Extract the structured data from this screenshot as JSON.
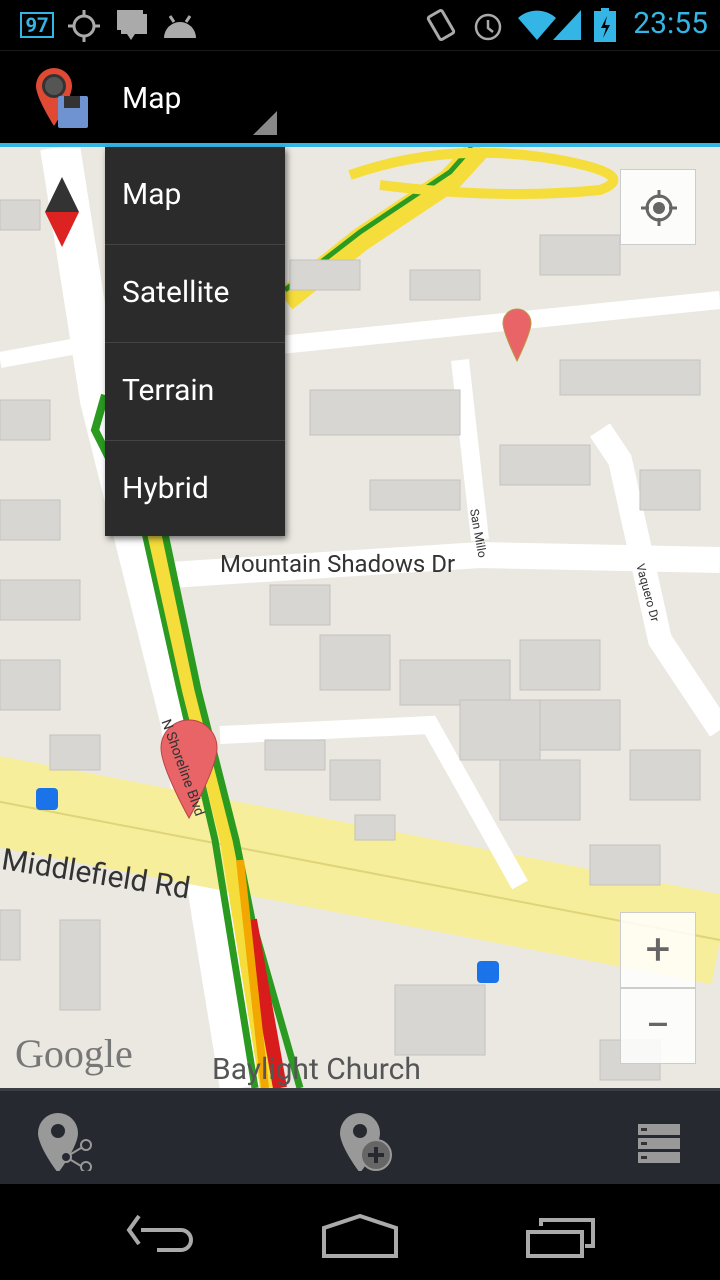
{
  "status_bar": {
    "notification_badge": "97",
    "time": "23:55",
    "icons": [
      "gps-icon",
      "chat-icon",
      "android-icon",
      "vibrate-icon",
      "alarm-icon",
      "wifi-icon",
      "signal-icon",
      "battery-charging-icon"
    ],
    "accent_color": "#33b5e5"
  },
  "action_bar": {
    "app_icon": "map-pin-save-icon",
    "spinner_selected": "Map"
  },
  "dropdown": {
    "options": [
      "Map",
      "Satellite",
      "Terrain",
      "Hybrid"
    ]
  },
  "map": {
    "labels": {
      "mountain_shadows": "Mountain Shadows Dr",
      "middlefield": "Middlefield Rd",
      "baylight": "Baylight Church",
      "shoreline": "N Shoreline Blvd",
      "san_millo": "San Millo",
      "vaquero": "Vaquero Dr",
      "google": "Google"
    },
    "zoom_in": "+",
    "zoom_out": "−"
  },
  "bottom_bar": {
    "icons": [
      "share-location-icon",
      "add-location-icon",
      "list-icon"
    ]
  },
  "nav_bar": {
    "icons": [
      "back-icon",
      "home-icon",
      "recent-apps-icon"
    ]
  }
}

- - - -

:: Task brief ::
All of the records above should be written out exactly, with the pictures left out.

:: Solved problem ::
Extract the structured data from this screenshot as JSON.
{
  "status_bar": {
    "notification_badge": "97",
    "time": "23:55",
    "icons": [
      "gps-icon",
      "chat-icon",
      "android-icon",
      "vibrate-icon",
      "alarm-icon",
      "wifi-icon",
      "signal-icon",
      "battery-charging-icon"
    ],
    "accent_color": "#33b5e5"
  },
  "action_bar": {
    "app_icon": "map-pin-save-icon",
    "spinner_selected": "Map"
  },
  "dropdown": {
    "options": [
      "Map",
      "Satellite",
      "Terrain",
      "Hybrid"
    ]
  },
  "map": {
    "labels": {
      "mountain_shadows": "Mountain Shadows Dr",
      "middlefield": "Middlefield Rd",
      "baylight": "Baylight Church",
      "shoreline": "N Shoreline Blvd",
      "san_millo": "San Millo",
      "vaquero": "Vaquero Dr",
      "google": "Google"
    },
    "zoom_in": "+",
    "zoom_out": "−"
  },
  "bottom_bar": {
    "icons": [
      "share-location-icon",
      "add-location-icon",
      "list-icon"
    ]
  },
  "nav_bar": {
    "icons": [
      "back-icon",
      "home-icon",
      "recent-apps-icon"
    ]
  }
}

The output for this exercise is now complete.